Jim Raasch was born March 27, 1947, and raised in rural southwest Iowa. Jim’s Dad served in the Army Air Corps during W.W. II.
His dad was stationed in England, where he met and married Jim’s English mother. Back in Iowa his parents farmed and had a chicken hatchery. While growing up Jim belonged to the 4-H and F.F.A. farm clubs. In his small high school, he participated in cross country, basketball, track, baseball, chorus, and class plays. He was the first freshman in his school’s history to receive a varsity letter. After high school, it was on to college, where he was on the cross-country team. He successfully dodged the draft for 2 ½ years. In the fall of 1967, he dropped a human physiology class and fell below the sixteen hours required for a military draft deferment. To avoid the Draft, he signed up for a two-year enlistment in the Marine Corps.

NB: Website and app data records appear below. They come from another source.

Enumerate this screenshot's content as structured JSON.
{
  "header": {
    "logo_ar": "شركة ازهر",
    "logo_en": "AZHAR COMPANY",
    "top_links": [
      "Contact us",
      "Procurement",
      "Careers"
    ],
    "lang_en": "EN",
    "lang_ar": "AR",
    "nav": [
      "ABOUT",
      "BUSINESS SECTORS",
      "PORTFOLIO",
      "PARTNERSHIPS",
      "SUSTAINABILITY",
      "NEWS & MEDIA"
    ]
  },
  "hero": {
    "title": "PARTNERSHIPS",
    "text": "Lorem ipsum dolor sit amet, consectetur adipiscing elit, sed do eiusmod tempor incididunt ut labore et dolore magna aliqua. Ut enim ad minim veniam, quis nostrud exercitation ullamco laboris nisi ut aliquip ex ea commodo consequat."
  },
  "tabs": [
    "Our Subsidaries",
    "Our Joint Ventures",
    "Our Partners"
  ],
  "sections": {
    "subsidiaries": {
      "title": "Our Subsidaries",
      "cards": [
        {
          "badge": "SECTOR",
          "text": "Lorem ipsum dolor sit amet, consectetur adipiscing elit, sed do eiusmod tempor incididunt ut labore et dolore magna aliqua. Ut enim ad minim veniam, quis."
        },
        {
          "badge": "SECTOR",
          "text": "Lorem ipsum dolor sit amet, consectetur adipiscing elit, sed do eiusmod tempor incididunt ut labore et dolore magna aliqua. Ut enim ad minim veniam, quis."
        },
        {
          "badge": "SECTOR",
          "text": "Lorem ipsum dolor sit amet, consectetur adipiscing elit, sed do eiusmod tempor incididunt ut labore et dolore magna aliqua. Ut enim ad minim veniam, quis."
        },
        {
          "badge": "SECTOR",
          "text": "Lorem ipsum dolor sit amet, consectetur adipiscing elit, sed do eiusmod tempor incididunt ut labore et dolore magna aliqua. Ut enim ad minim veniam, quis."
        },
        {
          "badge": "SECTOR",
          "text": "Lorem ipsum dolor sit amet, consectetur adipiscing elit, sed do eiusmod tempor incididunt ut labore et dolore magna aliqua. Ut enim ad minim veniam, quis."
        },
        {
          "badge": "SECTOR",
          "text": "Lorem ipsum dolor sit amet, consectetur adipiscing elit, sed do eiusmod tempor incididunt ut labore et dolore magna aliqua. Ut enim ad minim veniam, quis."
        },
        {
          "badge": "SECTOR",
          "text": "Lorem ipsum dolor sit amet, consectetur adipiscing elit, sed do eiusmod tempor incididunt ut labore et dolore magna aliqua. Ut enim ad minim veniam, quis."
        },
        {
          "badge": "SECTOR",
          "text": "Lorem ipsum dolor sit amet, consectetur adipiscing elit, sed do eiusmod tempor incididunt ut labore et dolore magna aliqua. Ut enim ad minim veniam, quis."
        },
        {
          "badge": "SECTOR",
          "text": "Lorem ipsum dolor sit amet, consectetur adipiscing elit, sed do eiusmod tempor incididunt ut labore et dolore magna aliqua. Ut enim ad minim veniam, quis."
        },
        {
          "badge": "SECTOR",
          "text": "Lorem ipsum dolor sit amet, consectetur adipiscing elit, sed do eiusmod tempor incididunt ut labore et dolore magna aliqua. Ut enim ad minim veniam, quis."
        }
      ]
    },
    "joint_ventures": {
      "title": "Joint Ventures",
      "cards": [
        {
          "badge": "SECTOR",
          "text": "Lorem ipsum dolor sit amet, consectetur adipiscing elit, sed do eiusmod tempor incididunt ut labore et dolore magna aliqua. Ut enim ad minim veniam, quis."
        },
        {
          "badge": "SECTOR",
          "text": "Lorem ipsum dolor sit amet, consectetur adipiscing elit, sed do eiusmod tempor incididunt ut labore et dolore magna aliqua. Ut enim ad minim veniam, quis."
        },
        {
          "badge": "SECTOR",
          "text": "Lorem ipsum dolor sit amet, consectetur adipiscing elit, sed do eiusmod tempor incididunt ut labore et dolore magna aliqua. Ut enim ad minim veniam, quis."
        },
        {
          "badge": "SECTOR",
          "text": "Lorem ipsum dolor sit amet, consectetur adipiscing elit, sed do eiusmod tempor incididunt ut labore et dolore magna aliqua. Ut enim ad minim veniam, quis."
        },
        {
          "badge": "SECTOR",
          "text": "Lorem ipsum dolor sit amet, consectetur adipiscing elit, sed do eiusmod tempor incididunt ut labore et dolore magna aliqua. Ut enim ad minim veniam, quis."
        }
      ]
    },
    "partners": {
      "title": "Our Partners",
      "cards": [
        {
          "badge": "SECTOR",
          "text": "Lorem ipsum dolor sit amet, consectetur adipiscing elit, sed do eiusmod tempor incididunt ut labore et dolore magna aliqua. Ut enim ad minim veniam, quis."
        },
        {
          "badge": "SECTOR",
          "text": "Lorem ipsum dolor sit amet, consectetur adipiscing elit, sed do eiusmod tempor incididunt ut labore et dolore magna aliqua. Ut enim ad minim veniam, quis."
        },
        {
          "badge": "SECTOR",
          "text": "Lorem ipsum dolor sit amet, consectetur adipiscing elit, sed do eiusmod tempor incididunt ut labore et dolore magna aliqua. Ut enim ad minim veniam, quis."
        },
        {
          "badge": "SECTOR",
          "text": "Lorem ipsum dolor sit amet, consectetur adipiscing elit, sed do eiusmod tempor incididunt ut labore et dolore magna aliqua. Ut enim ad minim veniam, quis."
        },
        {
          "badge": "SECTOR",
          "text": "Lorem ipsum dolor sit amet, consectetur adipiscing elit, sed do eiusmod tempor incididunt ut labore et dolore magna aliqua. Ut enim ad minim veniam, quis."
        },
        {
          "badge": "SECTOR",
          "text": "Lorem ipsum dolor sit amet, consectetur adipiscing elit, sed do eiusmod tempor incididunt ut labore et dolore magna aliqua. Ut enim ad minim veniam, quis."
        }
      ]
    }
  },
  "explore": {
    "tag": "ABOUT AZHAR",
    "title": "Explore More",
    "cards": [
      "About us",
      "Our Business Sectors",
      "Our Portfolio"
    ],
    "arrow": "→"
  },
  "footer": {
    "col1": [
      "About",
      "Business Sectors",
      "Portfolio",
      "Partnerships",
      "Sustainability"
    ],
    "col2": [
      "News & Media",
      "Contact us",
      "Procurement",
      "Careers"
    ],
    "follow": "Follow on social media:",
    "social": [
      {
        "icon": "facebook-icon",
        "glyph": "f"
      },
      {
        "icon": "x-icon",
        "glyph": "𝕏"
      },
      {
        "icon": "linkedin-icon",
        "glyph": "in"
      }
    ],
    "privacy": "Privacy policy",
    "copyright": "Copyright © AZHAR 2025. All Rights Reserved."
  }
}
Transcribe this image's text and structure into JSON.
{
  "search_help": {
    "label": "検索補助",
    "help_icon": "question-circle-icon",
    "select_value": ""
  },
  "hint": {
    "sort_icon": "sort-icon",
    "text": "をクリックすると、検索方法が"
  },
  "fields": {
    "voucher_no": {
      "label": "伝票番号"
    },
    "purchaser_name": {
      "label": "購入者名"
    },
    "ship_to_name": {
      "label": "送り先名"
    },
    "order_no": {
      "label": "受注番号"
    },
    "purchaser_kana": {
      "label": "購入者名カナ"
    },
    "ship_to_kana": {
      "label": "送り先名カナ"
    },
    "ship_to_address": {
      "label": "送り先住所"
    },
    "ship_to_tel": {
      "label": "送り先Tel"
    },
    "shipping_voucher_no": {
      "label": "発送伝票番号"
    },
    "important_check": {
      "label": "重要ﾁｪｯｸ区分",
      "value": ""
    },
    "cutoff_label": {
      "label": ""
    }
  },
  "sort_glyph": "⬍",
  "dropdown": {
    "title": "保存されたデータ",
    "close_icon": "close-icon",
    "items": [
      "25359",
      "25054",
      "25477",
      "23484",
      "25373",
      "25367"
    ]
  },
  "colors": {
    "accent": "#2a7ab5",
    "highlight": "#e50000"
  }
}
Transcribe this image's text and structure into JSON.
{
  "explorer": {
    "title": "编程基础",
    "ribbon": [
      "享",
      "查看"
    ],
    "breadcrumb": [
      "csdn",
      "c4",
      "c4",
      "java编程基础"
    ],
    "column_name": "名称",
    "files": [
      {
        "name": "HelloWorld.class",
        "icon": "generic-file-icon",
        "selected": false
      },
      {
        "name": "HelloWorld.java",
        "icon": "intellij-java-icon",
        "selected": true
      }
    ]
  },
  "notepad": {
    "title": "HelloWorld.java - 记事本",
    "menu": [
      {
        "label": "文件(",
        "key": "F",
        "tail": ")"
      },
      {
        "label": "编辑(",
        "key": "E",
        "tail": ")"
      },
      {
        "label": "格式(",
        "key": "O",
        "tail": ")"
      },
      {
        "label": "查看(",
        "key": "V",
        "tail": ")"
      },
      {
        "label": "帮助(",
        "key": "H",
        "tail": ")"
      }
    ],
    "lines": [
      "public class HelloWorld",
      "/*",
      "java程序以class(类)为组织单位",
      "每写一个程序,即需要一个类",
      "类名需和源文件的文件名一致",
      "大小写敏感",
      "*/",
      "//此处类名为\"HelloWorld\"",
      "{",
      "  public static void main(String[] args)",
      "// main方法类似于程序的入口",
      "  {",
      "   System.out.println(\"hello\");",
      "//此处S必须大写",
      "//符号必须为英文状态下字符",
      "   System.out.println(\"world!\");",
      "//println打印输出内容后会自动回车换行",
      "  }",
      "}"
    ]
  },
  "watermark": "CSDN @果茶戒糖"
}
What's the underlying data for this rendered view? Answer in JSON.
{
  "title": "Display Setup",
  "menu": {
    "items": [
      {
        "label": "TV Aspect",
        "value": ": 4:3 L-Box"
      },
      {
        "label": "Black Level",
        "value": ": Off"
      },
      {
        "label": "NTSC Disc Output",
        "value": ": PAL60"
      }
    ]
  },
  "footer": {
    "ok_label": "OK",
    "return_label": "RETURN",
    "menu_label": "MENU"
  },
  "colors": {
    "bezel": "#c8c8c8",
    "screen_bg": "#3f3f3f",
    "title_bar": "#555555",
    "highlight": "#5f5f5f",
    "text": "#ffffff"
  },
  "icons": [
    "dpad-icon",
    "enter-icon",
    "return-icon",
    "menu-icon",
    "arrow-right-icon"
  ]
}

In February, 1968, he was off to MCRD San Diego for boot camp where he served as the platoon secretary. At the completion of boot camp he was meritoriously promoted to P.F.C. Two weeks of mess duty then preceded three weeks of infantry training (ITR). Following his boot camp leave, he was assigned to area guard at Camp Del Mar and then he attended Basic Tank Crewman School. After two weeks at Staging Battalion, it was on to Okinawa, where he was assigned to A Co, 5th Tanks and the 3/26 Rear at Camp Schwab. Since the H & S Company platoon was without a tank, they were referred to as Alpha 5-0 (zero tanks). He was one of six Marines who had a “real” job – as company armor. The days in Okinawa were filled with inspections, busy-work training and boredom. To break the tedium, Jim took Jeep, PC and 6X driving training. After five months he decided to take a trip “Down South” to Vietnam, where his plane was greeted by a rocket attack at Da Nang. He was then sent to An Hoa to join 3rd Platoon, A Co. 5th Tanks in support of Bravo Co. 1st tanks. The time there was spent on night time guard duty at An Hoa and Phu Loc 6. Days were spent on road sweeps, convoy escorts, and infantry/tank sweeps. His tank was sent to Hill 55 and did some “work” in Arizona territory. In May, the platoon was re-attached to BLT 3/26 and spent time on the LSD 33 “USS Alamo,” preparing for landings that never came. After a few weeks, the platoon was off-loaded and the heavy section sent to Hill 190 in Elephant Valley and the light section went to Namo Bridge on Highway One, north of Da Nang. More nighttime guard duty and off-hill reaction force followed by daytime support of infantry platoons in the bush. In June, Jim was promoted to Corporal and later Tank Commander on A-22 “Fujimo”. Shortly before rotating home, he learned he was eligible for early release. Upon arriving at Camp Pendleton, he was processed out. So, after 19 months and 19 days, he was once again a free man. Back in Iowa, he returned to college at the University of Northern Iowa, graduating in 1971 with a B.A. in Education. In 1973, he married his wife, Bonnie. After college he worked a variety of jobs in construction, sales, and industrial management. In 1986, he completed a degree in Business Administration and took a job with the Iowa Department of Transportation as a field auditor of interstate trucking companies.
He retired in 2010 and is now the “boat captain” of his 50’ houseboat on the Mississippi River. He also manages his small” Century” farm in southwest Iowa, which is in the ten-year Conservation Reserve Program. Jim has Life memberships in the American Legion, VFW, DAV, Marine Corps League and USMC VTA. He is Vice Commander of his Legion post, the Chaplain at the VFW, Judge Advocate of the local Marine Corps League where he is also in the Color Guard doing flag presentations at various events, parades, and two to three military rites funerals per week. He is a “new” director for the USMC VTA and secretary of the USMC Vietnam Tankers Historical Foundation. He is proud to say he’s attended all of the USMC VTA reunions since Minneapolis’ in 2001. Jim has no children, grandchildren, cats or dogs. He does have three boats and three farm tractors. Jim and Bonnie are retired in Cedar Rapids, Iowa, spending summers house boating on the Mississippi at Dubuque, Iowa, and also enjoying traveling and attending U of Northern Iowa athletic events.